**TASK ITEM:**
Would you find each line in the entries below with the string "Restrict" and copy it?

**GIVEN DATA:**
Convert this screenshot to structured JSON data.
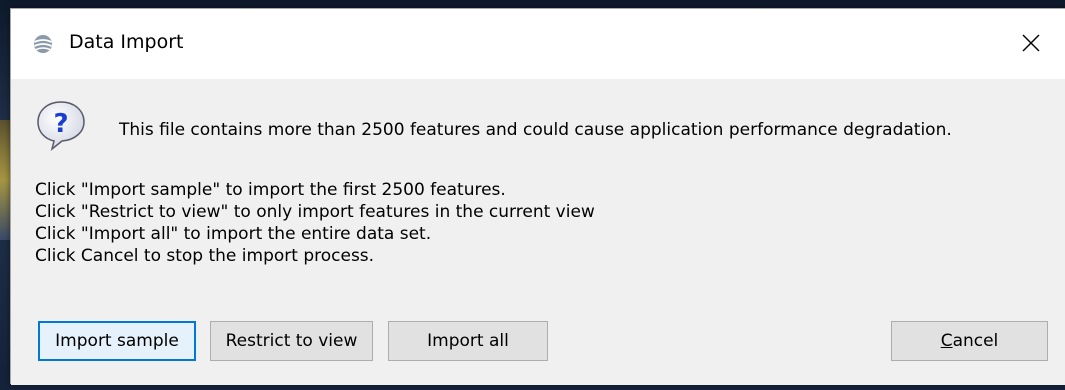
{
  "window": {
    "title": "Data Import",
    "close_glyph": "✕"
  },
  "message": {
    "main": "This file contains more than 2500 features and could cause application performance degradation.",
    "lines": [
      "Click \"Import sample\" to import the first 2500 features.",
      "Click \"Restrict to view\" to only import features in the current view",
      "Click \"Import all\" to import the entire data set.",
      "Click Cancel to stop the import process."
    ]
  },
  "buttons": {
    "import_sample": "Import sample",
    "restrict_to_view": "Restrict to view",
    "import_all": "Import all",
    "cancel_first_letter": "C",
    "cancel_rest": "ancel"
  },
  "icons": {
    "app": "google-earth-globe-icon",
    "question": "question-icon",
    "close": "close-icon"
  },
  "colors": {
    "question_blue": "#1a3fd0",
    "default_button_border": "#0078d7"
  }
}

**SOLUTION BELOW:**
      "Click \"Restrict to view\" to only import features in the current view",
    "restrict_to_view": "Restrict to view",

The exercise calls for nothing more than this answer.